Action item >>
The output should be every line below that includes the word "Super".

────────────────────

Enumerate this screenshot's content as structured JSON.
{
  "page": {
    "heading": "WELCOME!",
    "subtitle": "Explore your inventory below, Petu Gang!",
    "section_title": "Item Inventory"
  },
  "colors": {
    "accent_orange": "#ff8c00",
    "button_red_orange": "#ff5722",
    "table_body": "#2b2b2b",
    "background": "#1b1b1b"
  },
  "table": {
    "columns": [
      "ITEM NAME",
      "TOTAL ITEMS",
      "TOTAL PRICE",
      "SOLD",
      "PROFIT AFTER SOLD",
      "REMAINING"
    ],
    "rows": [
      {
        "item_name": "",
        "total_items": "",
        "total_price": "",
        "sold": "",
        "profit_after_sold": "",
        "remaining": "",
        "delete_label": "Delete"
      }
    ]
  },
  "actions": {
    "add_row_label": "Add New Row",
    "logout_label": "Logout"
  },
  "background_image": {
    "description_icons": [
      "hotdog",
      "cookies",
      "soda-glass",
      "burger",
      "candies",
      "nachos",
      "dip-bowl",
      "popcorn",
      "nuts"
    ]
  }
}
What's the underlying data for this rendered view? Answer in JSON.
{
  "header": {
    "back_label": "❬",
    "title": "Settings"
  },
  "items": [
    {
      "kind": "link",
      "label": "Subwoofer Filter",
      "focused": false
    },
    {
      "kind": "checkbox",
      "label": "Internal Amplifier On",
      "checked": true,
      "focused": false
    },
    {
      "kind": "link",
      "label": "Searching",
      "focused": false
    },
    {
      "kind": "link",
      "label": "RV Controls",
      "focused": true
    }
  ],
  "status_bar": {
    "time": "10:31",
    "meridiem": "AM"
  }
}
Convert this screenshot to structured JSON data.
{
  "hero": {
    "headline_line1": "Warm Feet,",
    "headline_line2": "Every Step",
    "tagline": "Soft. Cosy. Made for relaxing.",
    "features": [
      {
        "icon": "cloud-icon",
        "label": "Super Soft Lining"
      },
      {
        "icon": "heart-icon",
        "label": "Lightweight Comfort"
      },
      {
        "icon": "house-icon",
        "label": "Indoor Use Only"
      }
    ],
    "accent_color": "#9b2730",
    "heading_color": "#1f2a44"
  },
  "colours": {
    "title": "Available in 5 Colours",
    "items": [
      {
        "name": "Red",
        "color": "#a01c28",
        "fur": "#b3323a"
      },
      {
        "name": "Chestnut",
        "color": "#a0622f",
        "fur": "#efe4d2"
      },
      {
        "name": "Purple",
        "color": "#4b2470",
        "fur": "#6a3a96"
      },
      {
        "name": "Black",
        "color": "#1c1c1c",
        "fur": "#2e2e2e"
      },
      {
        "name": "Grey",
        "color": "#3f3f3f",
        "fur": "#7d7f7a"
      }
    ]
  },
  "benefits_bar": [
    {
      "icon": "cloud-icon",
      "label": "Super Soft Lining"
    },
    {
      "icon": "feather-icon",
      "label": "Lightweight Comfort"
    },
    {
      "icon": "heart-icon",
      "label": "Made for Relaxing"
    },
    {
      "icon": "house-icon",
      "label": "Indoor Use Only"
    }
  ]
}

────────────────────

Output of the task >>
        "label": "Super Soft Lining"
      "label": "Super Soft Lining"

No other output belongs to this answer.